Though even the tax credit is a target for student criticism.

“Tax credits have been shown time and time again to do nothing to improve access to post-secondary,” said Brianna Workman of the St. Thomas University Student Union. “If you're a student coming from a low-income family, getting that tax credit down the road does very little to get you in the door.”

The government is extending its student bursary program to include the private sector -- a move welcomed at institutions like Kingswood University.

“I think it will enable some students to come, who would have been challenged to do so,” said Kingswood University president Steve Lennox. “They would have been choosing between attending here, or not attending, or perhaps going out of province.  But this will give students an opportunity to do what they could not have done otherwise.”

But critics say, the new bursary program will not make up for the loss of no-cost tuition.

“How would you feel if you're going to university, it's your second year of university, you had free tuition in the first year and all of a sudden, in mid-stream the government says, ‘no more free tuition, you gotta start paying up?’” said Liberal MLA Guy Arseneault.

The Green Party is also objecting to the changes in tuition.
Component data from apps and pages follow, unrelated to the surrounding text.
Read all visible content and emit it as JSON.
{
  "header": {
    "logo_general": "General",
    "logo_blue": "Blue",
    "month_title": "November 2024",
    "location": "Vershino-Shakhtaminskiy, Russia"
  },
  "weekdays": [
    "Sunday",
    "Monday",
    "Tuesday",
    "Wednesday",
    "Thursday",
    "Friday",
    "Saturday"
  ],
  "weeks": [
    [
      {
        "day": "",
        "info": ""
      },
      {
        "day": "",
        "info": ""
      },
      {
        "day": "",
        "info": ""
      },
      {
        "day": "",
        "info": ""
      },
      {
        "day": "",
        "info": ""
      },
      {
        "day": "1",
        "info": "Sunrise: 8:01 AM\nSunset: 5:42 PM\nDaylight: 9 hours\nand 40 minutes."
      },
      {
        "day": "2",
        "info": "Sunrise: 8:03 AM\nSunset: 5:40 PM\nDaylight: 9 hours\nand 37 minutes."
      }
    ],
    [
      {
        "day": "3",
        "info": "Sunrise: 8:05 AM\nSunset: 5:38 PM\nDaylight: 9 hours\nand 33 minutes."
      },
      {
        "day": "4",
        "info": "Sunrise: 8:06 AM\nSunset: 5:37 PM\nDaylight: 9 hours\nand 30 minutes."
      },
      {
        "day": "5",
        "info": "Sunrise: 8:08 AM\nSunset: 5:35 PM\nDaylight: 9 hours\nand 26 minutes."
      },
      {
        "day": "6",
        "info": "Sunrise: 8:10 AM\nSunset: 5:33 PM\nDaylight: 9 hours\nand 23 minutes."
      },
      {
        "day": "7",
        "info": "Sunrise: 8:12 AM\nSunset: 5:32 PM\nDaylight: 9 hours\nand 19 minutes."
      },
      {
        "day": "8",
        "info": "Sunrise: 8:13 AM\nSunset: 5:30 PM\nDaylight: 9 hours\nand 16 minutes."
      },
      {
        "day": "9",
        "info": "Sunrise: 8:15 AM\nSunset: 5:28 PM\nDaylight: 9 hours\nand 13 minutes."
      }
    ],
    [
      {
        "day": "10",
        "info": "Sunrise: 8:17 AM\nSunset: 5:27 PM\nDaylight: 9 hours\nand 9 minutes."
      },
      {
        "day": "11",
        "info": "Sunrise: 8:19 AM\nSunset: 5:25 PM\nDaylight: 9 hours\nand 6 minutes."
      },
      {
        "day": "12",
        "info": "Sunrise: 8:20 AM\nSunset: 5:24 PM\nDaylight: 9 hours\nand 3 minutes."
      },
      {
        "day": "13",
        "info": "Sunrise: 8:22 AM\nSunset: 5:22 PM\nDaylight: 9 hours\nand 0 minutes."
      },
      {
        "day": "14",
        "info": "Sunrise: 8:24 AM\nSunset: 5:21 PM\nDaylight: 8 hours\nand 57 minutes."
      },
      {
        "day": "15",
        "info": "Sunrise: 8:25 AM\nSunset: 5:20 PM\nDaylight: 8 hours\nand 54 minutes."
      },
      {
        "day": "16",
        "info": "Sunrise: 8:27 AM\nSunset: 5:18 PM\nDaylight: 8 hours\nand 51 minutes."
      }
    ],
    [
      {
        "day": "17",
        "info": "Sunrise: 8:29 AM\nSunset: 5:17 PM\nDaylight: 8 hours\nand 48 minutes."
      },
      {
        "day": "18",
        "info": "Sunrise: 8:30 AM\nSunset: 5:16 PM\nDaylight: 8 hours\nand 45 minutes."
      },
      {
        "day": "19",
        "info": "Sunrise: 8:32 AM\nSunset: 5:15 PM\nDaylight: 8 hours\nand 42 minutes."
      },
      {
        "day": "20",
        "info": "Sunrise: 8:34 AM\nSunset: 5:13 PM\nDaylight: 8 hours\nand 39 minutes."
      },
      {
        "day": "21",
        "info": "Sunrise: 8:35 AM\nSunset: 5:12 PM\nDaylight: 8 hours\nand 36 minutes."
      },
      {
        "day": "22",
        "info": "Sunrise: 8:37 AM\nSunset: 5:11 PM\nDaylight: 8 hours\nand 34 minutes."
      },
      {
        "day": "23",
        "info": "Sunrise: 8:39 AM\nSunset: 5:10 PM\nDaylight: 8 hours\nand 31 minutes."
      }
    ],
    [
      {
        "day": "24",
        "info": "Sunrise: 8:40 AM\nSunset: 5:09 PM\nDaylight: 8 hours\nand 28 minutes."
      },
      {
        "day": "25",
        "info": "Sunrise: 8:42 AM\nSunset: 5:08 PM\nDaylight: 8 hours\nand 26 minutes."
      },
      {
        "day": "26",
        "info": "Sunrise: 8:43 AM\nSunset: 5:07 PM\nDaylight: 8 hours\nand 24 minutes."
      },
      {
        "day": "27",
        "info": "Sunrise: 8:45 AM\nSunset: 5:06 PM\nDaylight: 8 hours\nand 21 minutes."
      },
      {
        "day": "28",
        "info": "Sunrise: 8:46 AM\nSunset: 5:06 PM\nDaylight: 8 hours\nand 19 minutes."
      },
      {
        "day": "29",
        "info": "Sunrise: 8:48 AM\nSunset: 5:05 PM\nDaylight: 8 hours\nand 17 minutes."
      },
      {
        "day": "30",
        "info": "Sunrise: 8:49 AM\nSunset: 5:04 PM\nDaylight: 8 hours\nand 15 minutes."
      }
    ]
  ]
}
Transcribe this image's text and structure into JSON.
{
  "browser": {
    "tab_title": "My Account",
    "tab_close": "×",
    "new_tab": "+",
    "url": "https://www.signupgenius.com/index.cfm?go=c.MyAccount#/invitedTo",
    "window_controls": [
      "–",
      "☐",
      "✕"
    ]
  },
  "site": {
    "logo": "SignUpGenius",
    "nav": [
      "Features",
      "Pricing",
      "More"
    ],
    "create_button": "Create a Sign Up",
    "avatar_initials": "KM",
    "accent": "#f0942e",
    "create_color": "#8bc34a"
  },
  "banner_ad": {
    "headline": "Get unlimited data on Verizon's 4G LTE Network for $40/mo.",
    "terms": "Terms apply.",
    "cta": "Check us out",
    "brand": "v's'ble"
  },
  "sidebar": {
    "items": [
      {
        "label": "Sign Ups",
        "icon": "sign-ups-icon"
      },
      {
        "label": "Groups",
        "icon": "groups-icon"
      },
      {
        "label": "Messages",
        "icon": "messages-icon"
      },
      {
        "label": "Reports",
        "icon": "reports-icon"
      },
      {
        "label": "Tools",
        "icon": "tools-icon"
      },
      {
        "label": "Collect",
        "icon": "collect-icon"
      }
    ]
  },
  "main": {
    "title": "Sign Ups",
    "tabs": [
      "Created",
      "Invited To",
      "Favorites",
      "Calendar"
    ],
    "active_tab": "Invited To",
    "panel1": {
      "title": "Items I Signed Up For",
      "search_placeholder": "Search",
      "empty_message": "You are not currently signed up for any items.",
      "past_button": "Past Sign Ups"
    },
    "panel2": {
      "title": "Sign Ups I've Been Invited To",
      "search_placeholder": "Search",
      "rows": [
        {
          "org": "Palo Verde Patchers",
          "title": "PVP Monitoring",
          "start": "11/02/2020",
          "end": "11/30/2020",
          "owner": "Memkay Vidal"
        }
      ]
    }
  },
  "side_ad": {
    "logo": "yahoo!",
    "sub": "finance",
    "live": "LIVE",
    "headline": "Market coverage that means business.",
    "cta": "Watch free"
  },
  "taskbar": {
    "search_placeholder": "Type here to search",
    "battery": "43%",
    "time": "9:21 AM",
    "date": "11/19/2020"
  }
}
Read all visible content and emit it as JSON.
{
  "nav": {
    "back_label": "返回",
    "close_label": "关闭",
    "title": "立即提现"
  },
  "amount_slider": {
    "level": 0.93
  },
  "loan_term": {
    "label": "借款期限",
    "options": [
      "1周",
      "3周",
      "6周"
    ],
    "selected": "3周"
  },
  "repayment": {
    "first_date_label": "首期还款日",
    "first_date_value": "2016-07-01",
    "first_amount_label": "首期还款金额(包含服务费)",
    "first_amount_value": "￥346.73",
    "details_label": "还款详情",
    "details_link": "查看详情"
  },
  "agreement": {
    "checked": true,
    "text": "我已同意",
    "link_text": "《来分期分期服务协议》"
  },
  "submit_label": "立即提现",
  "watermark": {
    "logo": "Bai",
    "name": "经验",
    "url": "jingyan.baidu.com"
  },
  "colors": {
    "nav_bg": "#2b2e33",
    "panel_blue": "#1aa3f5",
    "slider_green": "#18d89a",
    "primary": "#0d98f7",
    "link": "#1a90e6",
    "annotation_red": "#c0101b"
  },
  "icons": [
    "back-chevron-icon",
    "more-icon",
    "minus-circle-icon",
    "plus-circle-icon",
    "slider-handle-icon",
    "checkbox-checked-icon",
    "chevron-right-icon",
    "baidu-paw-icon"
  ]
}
Party leader David Coon says some of the students who enrolled last year under the so-called free tuition program, may be forced to drop out of university this year.

With files from CTV Atlantic’s Mike Cameron.